Binary space partitioning was invented in the context of 3D computer graphics in 1969, where the structure of a BSP tree permits for spatial information about the objects in a scene that is useful in rendering, such as objects being ordered from front-to-back with respect to a viewer at a given location, to be accessed quickly. Other applications of BSPinclude:accomplishing geometrical operations with shapes (constructive solid geometry) in CAD, collision detection in 3D video games and robotics, ray tracing, and other applications that involve the handling of complex spatial scenes.

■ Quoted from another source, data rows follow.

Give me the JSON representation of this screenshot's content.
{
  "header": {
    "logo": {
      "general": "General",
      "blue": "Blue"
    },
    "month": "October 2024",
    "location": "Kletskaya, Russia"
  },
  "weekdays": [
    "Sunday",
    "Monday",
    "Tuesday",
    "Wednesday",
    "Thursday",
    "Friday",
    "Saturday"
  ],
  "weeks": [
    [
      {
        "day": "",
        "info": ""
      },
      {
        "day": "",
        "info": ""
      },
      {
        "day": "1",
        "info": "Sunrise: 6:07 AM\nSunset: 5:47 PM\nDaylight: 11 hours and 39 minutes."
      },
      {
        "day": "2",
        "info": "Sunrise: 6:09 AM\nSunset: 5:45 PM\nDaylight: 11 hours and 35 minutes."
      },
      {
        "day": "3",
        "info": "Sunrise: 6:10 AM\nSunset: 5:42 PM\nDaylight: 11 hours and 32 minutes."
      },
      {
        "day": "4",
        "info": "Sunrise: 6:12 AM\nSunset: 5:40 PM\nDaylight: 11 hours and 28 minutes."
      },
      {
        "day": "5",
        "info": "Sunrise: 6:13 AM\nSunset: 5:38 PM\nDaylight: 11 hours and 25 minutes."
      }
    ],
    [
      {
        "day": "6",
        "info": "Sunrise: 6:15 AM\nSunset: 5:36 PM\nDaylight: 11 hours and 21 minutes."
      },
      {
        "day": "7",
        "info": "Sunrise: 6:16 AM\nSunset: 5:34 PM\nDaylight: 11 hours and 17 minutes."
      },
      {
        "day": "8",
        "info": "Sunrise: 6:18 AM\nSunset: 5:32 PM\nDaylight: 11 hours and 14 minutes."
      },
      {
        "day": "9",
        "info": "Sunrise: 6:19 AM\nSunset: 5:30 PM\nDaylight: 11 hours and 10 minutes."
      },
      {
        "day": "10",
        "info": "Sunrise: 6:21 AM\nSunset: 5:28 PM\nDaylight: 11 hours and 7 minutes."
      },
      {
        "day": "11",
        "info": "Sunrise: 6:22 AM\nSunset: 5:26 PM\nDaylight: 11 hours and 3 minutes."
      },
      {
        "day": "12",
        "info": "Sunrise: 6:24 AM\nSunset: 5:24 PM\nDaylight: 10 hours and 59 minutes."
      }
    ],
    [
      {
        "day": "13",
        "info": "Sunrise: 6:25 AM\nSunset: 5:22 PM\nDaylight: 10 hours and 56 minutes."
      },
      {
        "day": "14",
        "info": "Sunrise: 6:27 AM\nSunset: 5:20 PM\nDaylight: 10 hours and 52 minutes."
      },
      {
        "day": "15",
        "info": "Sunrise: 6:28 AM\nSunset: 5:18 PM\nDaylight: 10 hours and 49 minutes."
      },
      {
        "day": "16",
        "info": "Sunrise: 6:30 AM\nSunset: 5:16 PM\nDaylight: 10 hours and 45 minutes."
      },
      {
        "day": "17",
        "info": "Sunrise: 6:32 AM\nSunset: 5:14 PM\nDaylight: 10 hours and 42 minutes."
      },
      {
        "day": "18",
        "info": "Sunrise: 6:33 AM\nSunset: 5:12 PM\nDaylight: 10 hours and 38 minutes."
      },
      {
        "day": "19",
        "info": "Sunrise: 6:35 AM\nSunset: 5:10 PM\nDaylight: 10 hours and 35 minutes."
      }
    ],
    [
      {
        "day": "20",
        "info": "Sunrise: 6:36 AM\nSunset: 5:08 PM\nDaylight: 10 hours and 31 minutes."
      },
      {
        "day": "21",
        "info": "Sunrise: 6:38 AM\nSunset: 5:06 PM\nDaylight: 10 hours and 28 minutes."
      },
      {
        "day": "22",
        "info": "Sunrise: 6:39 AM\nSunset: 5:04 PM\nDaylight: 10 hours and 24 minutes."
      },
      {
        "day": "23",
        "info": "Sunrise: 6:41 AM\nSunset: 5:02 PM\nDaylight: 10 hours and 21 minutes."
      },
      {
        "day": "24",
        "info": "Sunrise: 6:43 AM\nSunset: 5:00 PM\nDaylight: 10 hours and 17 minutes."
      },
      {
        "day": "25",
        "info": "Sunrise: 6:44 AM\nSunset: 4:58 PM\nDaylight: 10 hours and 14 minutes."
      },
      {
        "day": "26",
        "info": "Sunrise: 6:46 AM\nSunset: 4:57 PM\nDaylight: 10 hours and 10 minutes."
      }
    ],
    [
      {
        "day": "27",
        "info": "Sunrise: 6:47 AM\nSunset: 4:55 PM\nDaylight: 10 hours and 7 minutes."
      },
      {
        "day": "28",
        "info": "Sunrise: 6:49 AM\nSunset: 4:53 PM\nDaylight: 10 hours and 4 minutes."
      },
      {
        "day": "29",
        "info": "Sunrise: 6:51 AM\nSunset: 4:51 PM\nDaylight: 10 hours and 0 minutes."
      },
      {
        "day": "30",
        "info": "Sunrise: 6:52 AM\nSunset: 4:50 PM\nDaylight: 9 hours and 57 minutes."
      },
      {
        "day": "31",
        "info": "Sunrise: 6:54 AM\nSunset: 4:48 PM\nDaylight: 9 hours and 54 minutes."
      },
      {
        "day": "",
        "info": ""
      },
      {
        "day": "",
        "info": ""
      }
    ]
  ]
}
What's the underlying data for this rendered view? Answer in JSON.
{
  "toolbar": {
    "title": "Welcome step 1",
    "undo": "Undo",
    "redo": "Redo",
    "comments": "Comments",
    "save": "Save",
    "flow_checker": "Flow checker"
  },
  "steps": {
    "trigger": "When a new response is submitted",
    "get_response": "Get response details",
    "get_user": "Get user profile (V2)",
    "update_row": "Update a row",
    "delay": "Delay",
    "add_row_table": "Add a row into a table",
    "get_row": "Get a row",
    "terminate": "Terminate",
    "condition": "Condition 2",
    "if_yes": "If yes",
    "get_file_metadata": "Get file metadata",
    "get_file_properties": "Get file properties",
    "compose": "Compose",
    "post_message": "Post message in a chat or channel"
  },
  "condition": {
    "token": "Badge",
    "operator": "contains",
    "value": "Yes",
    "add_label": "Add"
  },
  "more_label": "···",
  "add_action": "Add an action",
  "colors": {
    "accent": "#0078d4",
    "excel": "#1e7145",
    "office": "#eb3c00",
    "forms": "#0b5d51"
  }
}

Binary space partitioning is treated as a generic process of recursively dividing a scene into two until the partitioning satisfies one or more requirements. It can be viewed as a generalisation of other spatial tree structures such as k-d trees and quadtrees, one where hyperplanes that partition the space may have any orientation, instead of being aligned with the coordinate axes as they are in k-d trees or quadtrees. When implemented in computer graphics to render scenes composed of planar polygons, the partitioning planes are frequently selected to coincide with the planes defined by polygons in the scene. The specific choice of partitioning plane and criterion for completing the partitioning process varies depending on the purpose of the BSP tree. For example, in computer graphics rendering, the scene is divided until and unless each node of the BSP tree consists of only polygons that can render in arbitrary order. When back-face culling is implemented, each node therefore consists of a convex set of polygons, whereas when rendering double-sided polygons, each node of the BSP tree consists of only polygons in a single plane. In collision detection or ray tracing, a scene can be divided up into some primitives on which collision or ray intersection tests are straightforward.
The canonical implementation of a BSP tree is for rendering polygons (that are double-sided, that is, without back-face culling) with the help of the painter's algorithm. Each polygon is designated with a front side and a back side which could be chosen arbitrarily and only affects the structure of the tree but not the required result. Such a tree is built from an unsorted list of all the polygons in a scene. The recursive algorithm for building a BSP tree from that list of polygons is